- Teach your child to take naps: A long school day of staring at the board while reading or writing and taking computer lessons can be stressful to their eyes. Hence, it’s important they take a nap when they return home to help rest their eyes.
- Make use of eyeshield: In the tropics where it’s mostly sunny, sunglasses come in handy because overexposure to the sun’s ultraviolet rays can damage the eye.
- Practice personal hygiene: Due to the delicate nature of the eyes, they can easily get infected by germs. To prevent this, teach young children to avoid rubbing their eyes with their hands. Teach them to also practice frequent hand washing.
- Avoid using screen devices for too long: It’s not uncommon to find children spending long hours playing video games or watching their favourite TV shows. This should be discouraged and while at it, you can also introduce them to the 20-20-20 rule which says to take a break every 20 minutes while focusing on an object 20 feet away for just 20 seconds.
- Eat eye-healthy: Include foods that contain nutrients essential for healthy eyes.
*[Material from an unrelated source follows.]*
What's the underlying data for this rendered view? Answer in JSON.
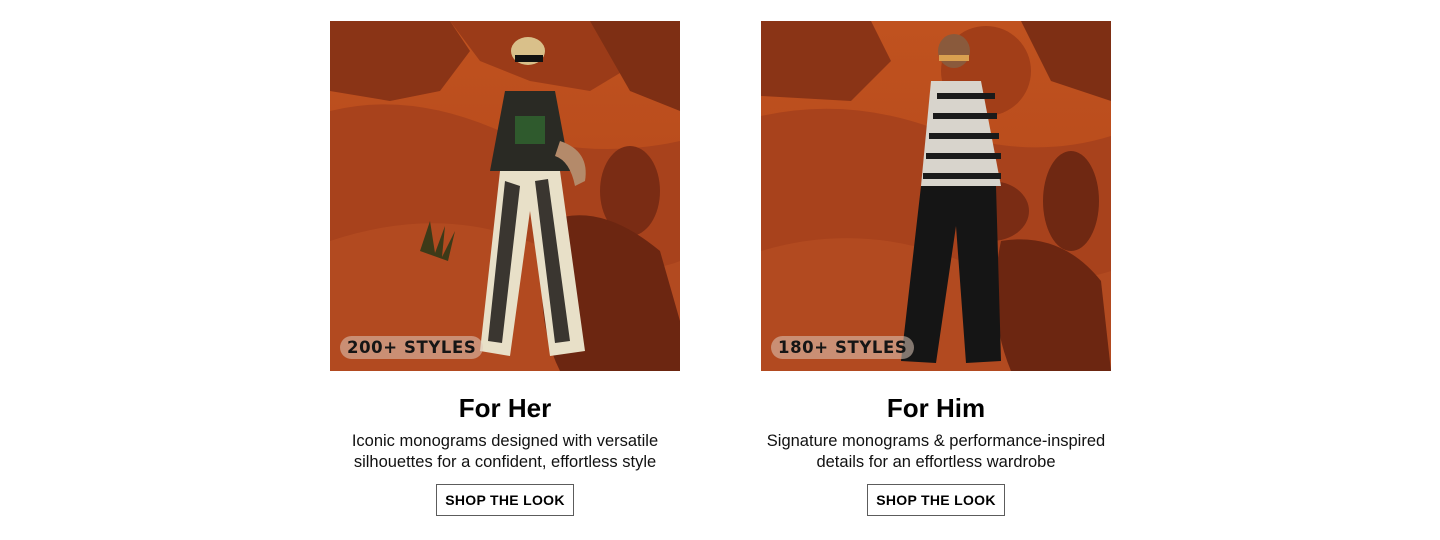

Nutrients such as vitamin A, vitamin E, and C, zinc, lutein are antioxidants that help in preventing free radicals from damaging the eyes. They are found in foods like green leafy vegetables, fruits, dairy products, egg yolks, nuts, and fish.
- Encourage outdoor activities: Children tend to spend less time playing outdoors in this era of video games and computers. This should not be the case because a good exposure to sunlight and fresh air can be beneficial to their eyes. Research shows that outdoor activities can help children avoid eye diseases, particularly myopia.
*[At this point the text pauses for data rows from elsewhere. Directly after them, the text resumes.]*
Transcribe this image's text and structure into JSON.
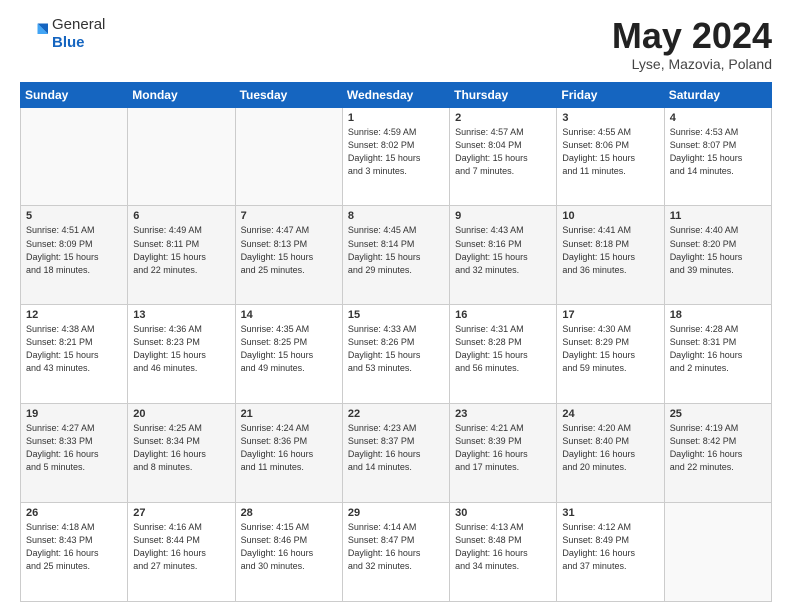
{
  "header": {
    "logo_general": "General",
    "logo_blue": "Blue",
    "month_title": "May 2024",
    "location": "Lyse, Mazovia, Poland"
  },
  "days_of_week": [
    "Sunday",
    "Monday",
    "Tuesday",
    "Wednesday",
    "Thursday",
    "Friday",
    "Saturday"
  ],
  "weeks": [
    [
      {
        "num": "",
        "info": ""
      },
      {
        "num": "",
        "info": ""
      },
      {
        "num": "",
        "info": ""
      },
      {
        "num": "1",
        "info": "Sunrise: 4:59 AM\nSunset: 8:02 PM\nDaylight: 15 hours\nand 3 minutes."
      },
      {
        "num": "2",
        "info": "Sunrise: 4:57 AM\nSunset: 8:04 PM\nDaylight: 15 hours\nand 7 minutes."
      },
      {
        "num": "3",
        "info": "Sunrise: 4:55 AM\nSunset: 8:06 PM\nDaylight: 15 hours\nand 11 minutes."
      },
      {
        "num": "4",
        "info": "Sunrise: 4:53 AM\nSunset: 8:07 PM\nDaylight: 15 hours\nand 14 minutes."
      }
    ],
    [
      {
        "num": "5",
        "info": "Sunrise: 4:51 AM\nSunset: 8:09 PM\nDaylight: 15 hours\nand 18 minutes."
      },
      {
        "num": "6",
        "info": "Sunrise: 4:49 AM\nSunset: 8:11 PM\nDaylight: 15 hours\nand 22 minutes."
      },
      {
        "num": "7",
        "info": "Sunrise: 4:47 AM\nSunset: 8:13 PM\nDaylight: 15 hours\nand 25 minutes."
      },
      {
        "num": "8",
        "info": "Sunrise: 4:45 AM\nSunset: 8:14 PM\nDaylight: 15 hours\nand 29 minutes."
      },
      {
        "num": "9",
        "info": "Sunrise: 4:43 AM\nSunset: 8:16 PM\nDaylight: 15 hours\nand 32 minutes."
      },
      {
        "num": "10",
        "info": "Sunrise: 4:41 AM\nSunset: 8:18 PM\nDaylight: 15 hours\nand 36 minutes."
      },
      {
        "num": "11",
        "info": "Sunrise: 4:40 AM\nSunset: 8:20 PM\nDaylight: 15 hours\nand 39 minutes."
      }
    ],
    [
      {
        "num": "12",
        "info": "Sunrise: 4:38 AM\nSunset: 8:21 PM\nDaylight: 15 hours\nand 43 minutes."
      },
      {
        "num": "13",
        "info": "Sunrise: 4:36 AM\nSunset: 8:23 PM\nDaylight: 15 hours\nand 46 minutes."
      },
      {
        "num": "14",
        "info": "Sunrise: 4:35 AM\nSunset: 8:25 PM\nDaylight: 15 hours\nand 49 minutes."
      },
      {
        "num": "15",
        "info": "Sunrise: 4:33 AM\nSunset: 8:26 PM\nDaylight: 15 hours\nand 53 minutes."
      },
      {
        "num": "16",
        "info": "Sunrise: 4:31 AM\nSunset: 8:28 PM\nDaylight: 15 hours\nand 56 minutes."
      },
      {
        "num": "17",
        "info": "Sunrise: 4:30 AM\nSunset: 8:29 PM\nDaylight: 15 hours\nand 59 minutes."
      },
      {
        "num": "18",
        "info": "Sunrise: 4:28 AM\nSunset: 8:31 PM\nDaylight: 16 hours\nand 2 minutes."
      }
    ],
    [
      {
        "num": "19",
        "info": "Sunrise: 4:27 AM\nSunset: 8:33 PM\nDaylight: 16 hours\nand 5 minutes."
      },
      {
        "num": "20",
        "info": "Sunrise: 4:25 AM\nSunset: 8:34 PM\nDaylight: 16 hours\nand 8 minutes."
      },
      {
        "num": "21",
        "info": "Sunrise: 4:24 AM\nSunset: 8:36 PM\nDaylight: 16 hours\nand 11 minutes."
      },
      {
        "num": "22",
        "info": "Sunrise: 4:23 AM\nSunset: 8:37 PM\nDaylight: 16 hours\nand 14 minutes."
      },
      {
        "num": "23",
        "info": "Sunrise: 4:21 AM\nSunset: 8:39 PM\nDaylight: 16 hours\nand 17 minutes."
      },
      {
        "num": "24",
        "info": "Sunrise: 4:20 AM\nSunset: 8:40 PM\nDaylight: 16 hours\nand 20 minutes."
      },
      {
        "num": "25",
        "info": "Sunrise: 4:19 AM\nSunset: 8:42 PM\nDaylight: 16 hours\nand 22 minutes."
      }
    ],
    [
      {
        "num": "26",
        "info": "Sunrise: 4:18 AM\nSunset: 8:43 PM\nDaylight: 16 hours\nand 25 minutes."
      },
      {
        "num": "27",
        "info": "Sunrise: 4:16 AM\nSunset: 8:44 PM\nDaylight: 16 hours\nand 27 minutes."
      },
      {
        "num": "28",
        "info": "Sunrise: 4:15 AM\nSunset: 8:46 PM\nDaylight: 16 hours\nand 30 minutes."
      },
      {
        "num": "29",
        "info": "Sunrise: 4:14 AM\nSunset: 8:47 PM\nDaylight: 16 hours\nand 32 minutes."
      },
      {
        "num": "30",
        "info": "Sunrise: 4:13 AM\nSunset: 8:48 PM\nDaylight: 16 hours\nand 34 minutes."
      },
      {
        "num": "31",
        "info": "Sunrise: 4:12 AM\nSunset: 8:49 PM\nDaylight: 16 hours\nand 37 minutes."
      },
      {
        "num": "",
        "info": ""
      }
    ]
  ]
}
- Use of safety eyewear: While it is great to encourage your kids to engage in outdoor activities and sports, be sure to protect their eyes from injuries by using safety eyewear.
- Avoid cosmetics on the eye: Some traditions apply chemical cosmetics like tiro or kajal to their kids’ eyes for aesthetic purposes and other mythical reasons – this practice is unhealthy and should be stopped. According to the CDC, tiro contains lead, a highly toxic chemical damaging to children’s health.
Source: Photo/Pediatric Environmental Health Specialty Unit, Boston Children’s Hospital
- Encourage healthy reading habits: Provide an adequate amount of light when they are reading, and discourage dim reading lamps or torchlight. Reading with dim lamps at an early age can cause eye strain.
- Regular eye checkups: Children should have their first eye exam at 6 months of age to ensure the normal development of their eyes. Always inform your child’s ophthalmologist/optometrist of any signs and symptoms.
Note: An ophthalmologist diagnoses and treats eye infections and diseases; they can also carry out eye surgeries. In contrast, optometrists specialize in prescribing and dispensing corrective lenses; however, they can also diagnose and treat certain eye diseases.
Can Kids Outgrow Bad Eyesight?
The truth is, children can outgrow certain vision problems, particularly those caused by changes in the shape of the eye during development, for example, lazy eyes, hyperopia, myopia, and astigmatism. As children grow, the shape of their eyes improves, and this condition eventually goes away.
This explains why some children eventually get rid of their prescription glasses. However, this isn’t the case for every child, explaining why other children wear glasses from childhood to adulthood.
Vision problems are disorders or diseases that affect eyesight and they’re experienced by both children and adults. Early diagnosis often helps in managing these conditions, especially in glaucoma and myopia.
However, this means that you’ll have to keep an eye out for any signs and symptoms your child presents with. Apart from complaints about the eyes, poor academic performance is also an indicator of bad eyesight in children.
Perhaps, the easiest and fastest way to ensure an early diagnosis is to take your child for regular eye examinations.